— Given records —
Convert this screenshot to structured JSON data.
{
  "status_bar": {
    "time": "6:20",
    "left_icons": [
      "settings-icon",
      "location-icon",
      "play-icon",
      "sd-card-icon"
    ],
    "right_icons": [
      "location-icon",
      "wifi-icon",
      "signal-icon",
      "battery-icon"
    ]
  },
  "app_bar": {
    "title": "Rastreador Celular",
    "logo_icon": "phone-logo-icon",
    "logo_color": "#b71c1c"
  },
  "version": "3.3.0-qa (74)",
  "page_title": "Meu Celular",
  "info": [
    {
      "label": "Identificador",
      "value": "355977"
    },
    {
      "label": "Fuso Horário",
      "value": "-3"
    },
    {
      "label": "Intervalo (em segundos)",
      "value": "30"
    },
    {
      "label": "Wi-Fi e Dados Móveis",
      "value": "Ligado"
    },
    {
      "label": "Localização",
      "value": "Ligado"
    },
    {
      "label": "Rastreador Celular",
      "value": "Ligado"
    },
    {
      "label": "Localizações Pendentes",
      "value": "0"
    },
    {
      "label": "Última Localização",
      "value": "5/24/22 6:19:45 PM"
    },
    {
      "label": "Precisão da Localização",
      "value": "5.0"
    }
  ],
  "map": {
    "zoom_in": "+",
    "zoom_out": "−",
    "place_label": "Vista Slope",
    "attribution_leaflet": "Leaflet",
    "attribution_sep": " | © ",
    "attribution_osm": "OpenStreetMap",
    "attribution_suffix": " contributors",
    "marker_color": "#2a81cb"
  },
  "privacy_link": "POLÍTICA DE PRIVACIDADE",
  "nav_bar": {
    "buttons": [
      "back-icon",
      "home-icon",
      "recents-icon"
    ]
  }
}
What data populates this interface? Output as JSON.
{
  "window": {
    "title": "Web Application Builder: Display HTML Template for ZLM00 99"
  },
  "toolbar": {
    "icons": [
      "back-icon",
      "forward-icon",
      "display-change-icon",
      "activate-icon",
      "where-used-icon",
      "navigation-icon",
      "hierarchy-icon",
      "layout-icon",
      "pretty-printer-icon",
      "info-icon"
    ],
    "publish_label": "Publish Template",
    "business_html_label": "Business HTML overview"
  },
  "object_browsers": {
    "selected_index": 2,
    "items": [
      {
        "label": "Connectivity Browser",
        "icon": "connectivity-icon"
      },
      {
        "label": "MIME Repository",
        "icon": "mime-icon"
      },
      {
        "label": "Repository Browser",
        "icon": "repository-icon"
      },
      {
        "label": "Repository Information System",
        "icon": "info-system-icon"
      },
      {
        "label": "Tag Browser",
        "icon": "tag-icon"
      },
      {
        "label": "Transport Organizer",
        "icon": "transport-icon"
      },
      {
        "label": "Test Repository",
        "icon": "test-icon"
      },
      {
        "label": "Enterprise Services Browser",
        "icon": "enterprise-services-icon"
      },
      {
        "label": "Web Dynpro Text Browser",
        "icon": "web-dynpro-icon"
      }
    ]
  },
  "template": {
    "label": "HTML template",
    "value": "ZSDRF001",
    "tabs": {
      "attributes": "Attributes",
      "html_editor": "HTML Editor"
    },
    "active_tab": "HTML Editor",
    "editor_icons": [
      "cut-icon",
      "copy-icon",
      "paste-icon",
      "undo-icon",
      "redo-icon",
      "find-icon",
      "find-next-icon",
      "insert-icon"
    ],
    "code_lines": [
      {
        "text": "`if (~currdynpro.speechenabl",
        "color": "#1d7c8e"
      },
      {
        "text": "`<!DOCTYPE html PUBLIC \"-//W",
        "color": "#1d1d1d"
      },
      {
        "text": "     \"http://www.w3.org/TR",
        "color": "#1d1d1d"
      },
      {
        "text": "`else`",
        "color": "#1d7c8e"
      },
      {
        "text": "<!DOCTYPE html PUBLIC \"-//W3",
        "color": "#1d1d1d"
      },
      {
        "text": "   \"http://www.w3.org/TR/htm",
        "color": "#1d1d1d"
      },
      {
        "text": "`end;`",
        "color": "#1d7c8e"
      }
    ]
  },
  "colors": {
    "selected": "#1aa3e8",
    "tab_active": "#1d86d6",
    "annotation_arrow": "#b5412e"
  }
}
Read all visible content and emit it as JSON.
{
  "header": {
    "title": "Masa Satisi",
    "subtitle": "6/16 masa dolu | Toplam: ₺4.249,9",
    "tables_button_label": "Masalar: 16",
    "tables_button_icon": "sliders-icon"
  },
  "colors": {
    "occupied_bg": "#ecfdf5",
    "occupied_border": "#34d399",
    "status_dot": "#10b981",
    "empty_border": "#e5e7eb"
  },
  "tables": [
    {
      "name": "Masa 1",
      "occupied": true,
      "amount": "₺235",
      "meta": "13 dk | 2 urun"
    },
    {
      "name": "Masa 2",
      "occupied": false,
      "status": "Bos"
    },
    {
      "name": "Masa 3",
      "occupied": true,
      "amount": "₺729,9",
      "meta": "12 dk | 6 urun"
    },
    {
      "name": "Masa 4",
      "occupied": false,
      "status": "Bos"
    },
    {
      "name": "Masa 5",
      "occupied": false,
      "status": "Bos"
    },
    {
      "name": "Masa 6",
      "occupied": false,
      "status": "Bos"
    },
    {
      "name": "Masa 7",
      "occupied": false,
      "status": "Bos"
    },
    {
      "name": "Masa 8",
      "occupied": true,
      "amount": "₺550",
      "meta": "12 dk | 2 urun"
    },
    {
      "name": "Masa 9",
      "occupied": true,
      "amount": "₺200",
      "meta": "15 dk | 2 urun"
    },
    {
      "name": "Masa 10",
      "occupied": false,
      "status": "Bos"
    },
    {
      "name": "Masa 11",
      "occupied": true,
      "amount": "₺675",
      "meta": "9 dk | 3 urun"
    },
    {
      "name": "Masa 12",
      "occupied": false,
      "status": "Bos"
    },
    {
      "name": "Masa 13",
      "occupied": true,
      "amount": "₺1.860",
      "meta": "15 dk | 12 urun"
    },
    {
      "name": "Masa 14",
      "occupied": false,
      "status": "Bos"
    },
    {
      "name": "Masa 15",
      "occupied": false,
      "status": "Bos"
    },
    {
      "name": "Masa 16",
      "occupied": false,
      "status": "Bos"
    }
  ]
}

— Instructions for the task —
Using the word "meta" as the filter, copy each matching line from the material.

— Task solution —
      "meta": "13 dk | 2 urun"
      "meta": "12 dk | 6 urun"
      "meta": "12 dk | 2 urun"
      "meta": "15 dk | 2 urun"
      "meta": "9 dk | 3 urun"
      "meta": "15 dk | 12 urun"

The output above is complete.